%%
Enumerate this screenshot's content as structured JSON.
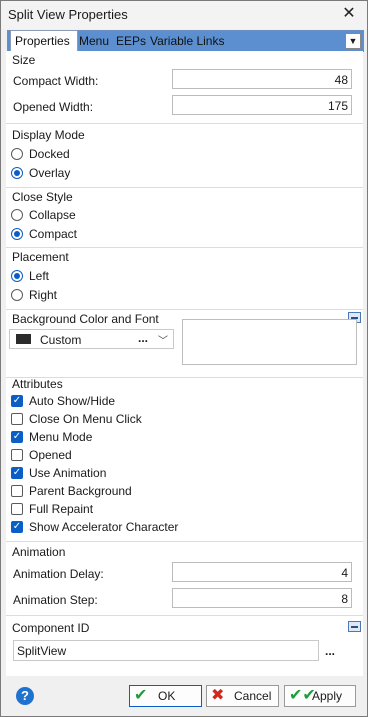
{
  "window": {
    "title": "Split View Properties",
    "close_icon": "close-icon"
  },
  "tabs": [
    {
      "label": "Properties",
      "active": true
    },
    {
      "label": "Menu",
      "active": false
    },
    {
      "label": "EEPs",
      "active": false
    },
    {
      "label": "Variable Links",
      "active": false
    }
  ],
  "size": {
    "heading": "Size",
    "compact_width_label": "Compact Width:",
    "compact_width_value": "48",
    "opened_width_label": "Opened Width:",
    "opened_width_value": "175"
  },
  "display_mode": {
    "heading": "Display Mode",
    "options": [
      {
        "label": "Docked",
        "selected": false
      },
      {
        "label": "Overlay",
        "selected": true
      }
    ]
  },
  "close_style": {
    "heading": "Close Style",
    "options": [
      {
        "label": "Collapse",
        "selected": false
      },
      {
        "label": "Compact",
        "selected": true
      }
    ]
  },
  "placement": {
    "heading": "Placement",
    "options": [
      {
        "label": "Left",
        "selected": true
      },
      {
        "label": "Right",
        "selected": false
      }
    ]
  },
  "background": {
    "heading": "Background Color and Font",
    "color_value": "Custom",
    "swatch_color": "#2b2b2b",
    "browse_label": "..."
  },
  "attributes": {
    "heading": "Attributes",
    "items": [
      {
        "label": "Auto Show/Hide",
        "checked": true
      },
      {
        "label": "Close On Menu Click",
        "checked": false
      },
      {
        "label": "Menu Mode",
        "checked": true
      },
      {
        "label": "Opened",
        "checked": false
      },
      {
        "label": "Use Animation",
        "checked": true
      },
      {
        "label": "Parent Background",
        "checked": false
      },
      {
        "label": "Full Repaint",
        "checked": false
      },
      {
        "label": "Show Accelerator Character",
        "checked": true
      }
    ]
  },
  "animation": {
    "heading": "Animation",
    "delay_label": "Animation Delay:",
    "delay_value": "4",
    "step_label": "Animation Step:",
    "step_value": "8"
  },
  "component_id": {
    "heading": "Component ID",
    "value": "SplitView",
    "browse_label": "..."
  },
  "footer": {
    "help_label": "?",
    "ok_label": "OK",
    "cancel_label": "Cancel",
    "apply_label": "Apply"
  },
  "colors": {
    "accent": "#0a5ec6",
    "tab_strip": "#5b8fd0",
    "ok_check": "#1e9e3a",
    "cancel_x": "#d0281f"
  }
}
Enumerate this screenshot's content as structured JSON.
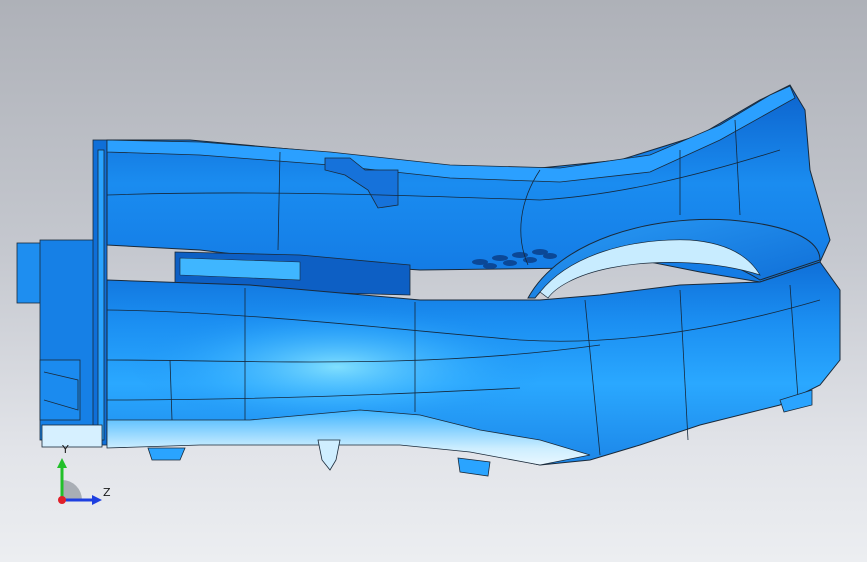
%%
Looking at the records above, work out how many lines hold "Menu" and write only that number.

3